A colleague of mine just rushed into my office to inform me that she’d just heard from a top recruit that the student was ready to commit to Augustana and “the money was one the way.”
This is always music to me ears and I dutifully celebrated with the counselor and congratulated her. I also took the opportunity to listen the story behind the commitment. This is always the best part of the job for me; learning how a student navigated the process, interacted with our office and partners, and finally arrived a final college choice.
This particular story, as conveyed by one of the counselors here, made me fall in love with the parent of this student, though!
Yup, the parent.
(The student is awesome, too.)
Why the parent?
And, why a parent I’ve never met?
I mean, how could I be in love?
Let me tell you. This parent did exactly what I wish every parent would do.

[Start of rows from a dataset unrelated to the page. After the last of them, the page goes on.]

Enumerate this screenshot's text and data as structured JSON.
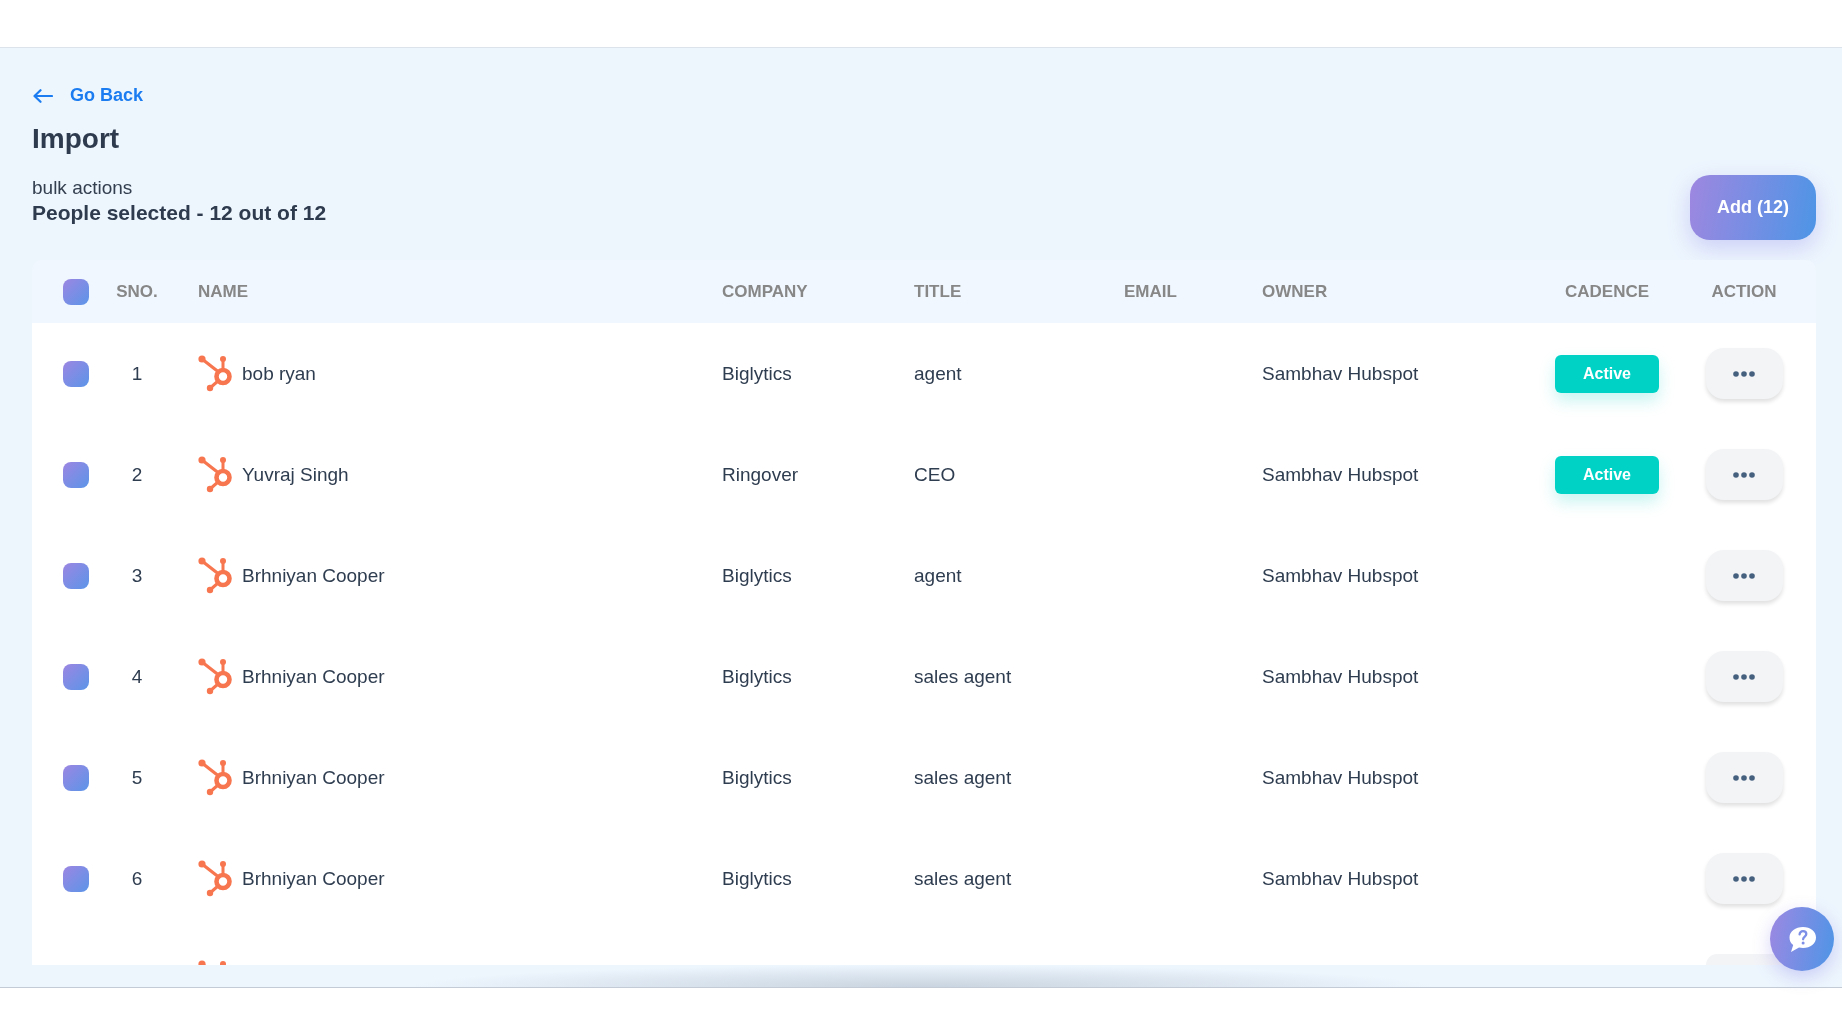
{
  "back_link": {
    "label": "Go Back"
  },
  "page_title": "Import",
  "bulk": {
    "label": "bulk actions",
    "selection_summary": "People selected - 12 out of 12"
  },
  "add_button": {
    "label": "Add (12)"
  },
  "table": {
    "select_all": {
      "checked": true
    },
    "columns": [
      "SNO.",
      "NAME",
      "COMPANY",
      "TITLE",
      "EMAIL",
      "OWNER",
      "CADENCE",
      "ACTION"
    ],
    "rows": [
      {
        "checked": true,
        "sno": "1",
        "name": "bob ryan",
        "company": "Biglytics",
        "title": "agent",
        "owner": "Sambhav Hubspot",
        "cadence": "Active"
      },
      {
        "checked": true,
        "sno": "2",
        "name": "Yuvraj Singh",
        "company": "Ringover",
        "title": "CEO",
        "owner": "Sambhav Hubspot",
        "cadence": "Active"
      },
      {
        "checked": true,
        "sno": "3",
        "name": "Brhniyan Cooper",
        "company": "Biglytics",
        "title": "agent",
        "owner": "Sambhav Hubspot"
      },
      {
        "checked": true,
        "sno": "4",
        "name": "Brhniyan Cooper",
        "company": "Biglytics",
        "title": "sales agent",
        "owner": "Sambhav Hubspot"
      },
      {
        "checked": true,
        "sno": "5",
        "name": "Brhniyan Cooper",
        "company": "Biglytics",
        "title": "sales agent",
        "owner": "Sambhav Hubspot"
      },
      {
        "checked": true,
        "sno": "6",
        "name": "Brhniyan Cooper",
        "company": "Biglytics",
        "title": "sales agent",
        "owner": "Sambhav Hubspot"
      }
    ]
  }
}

As my colleague described the story of the student’s choice, which apparently had been made some time ago (but wasn’t officially final until an offer of admission was in-hand), she told me what the student’s mother made the student do before committing and sending in an enrollment deposit.
When the decisions was made the parent asked the students, “how are you going to tell the other colleges.” As one might expect the student answered, “I will send them an email.” The students asked, “do you think that’s ok?” The parent asked in turn, “what do you think?” That question led the student to conclude that a “break up email” was insufficient and said, “I need to call them, don’t I?”
This parent didn’t stop with, “yes.”
This student’s mother suggested her to write down exactly what she intended to tell all of the other colleges to which she’s applied and been admitted. Her mother helped her think about what she might say, how she might thank the other colleges for their interest in her and how she could describe the process that led her to decide on Augustana.
And, the mother offered to to review the notes before the student called!
All of this was expected before the student could send the check into Augustana or officially notify anyone here on campus—an admissions counselor or a coach.
What an admirable mother!
Man (don’t tell my wife), but as an admissions officer, I love this mother for teaching her daughter responsibility and respect. Too few parents would expect the same from their sons and daughters. Too few parents recognize how much admissions counselors and others put into the recruitment process and how much we appreciate a thank you and candid break-up.
My colleague, who spoke to the mother earlier today, told me that the mother said, “learning how to say no respectfully—even is hard to do—is a very important lesson for my daughter.” I wish every parent was as thoughtful as conscientious about teaching their son or daughter this very important lesson as part of the college search.
Since it’s early in the admissions cycle for the year, I hope this is a harbinger of things to come.
W. Kent Barnds a.k.a. @bowtieadmission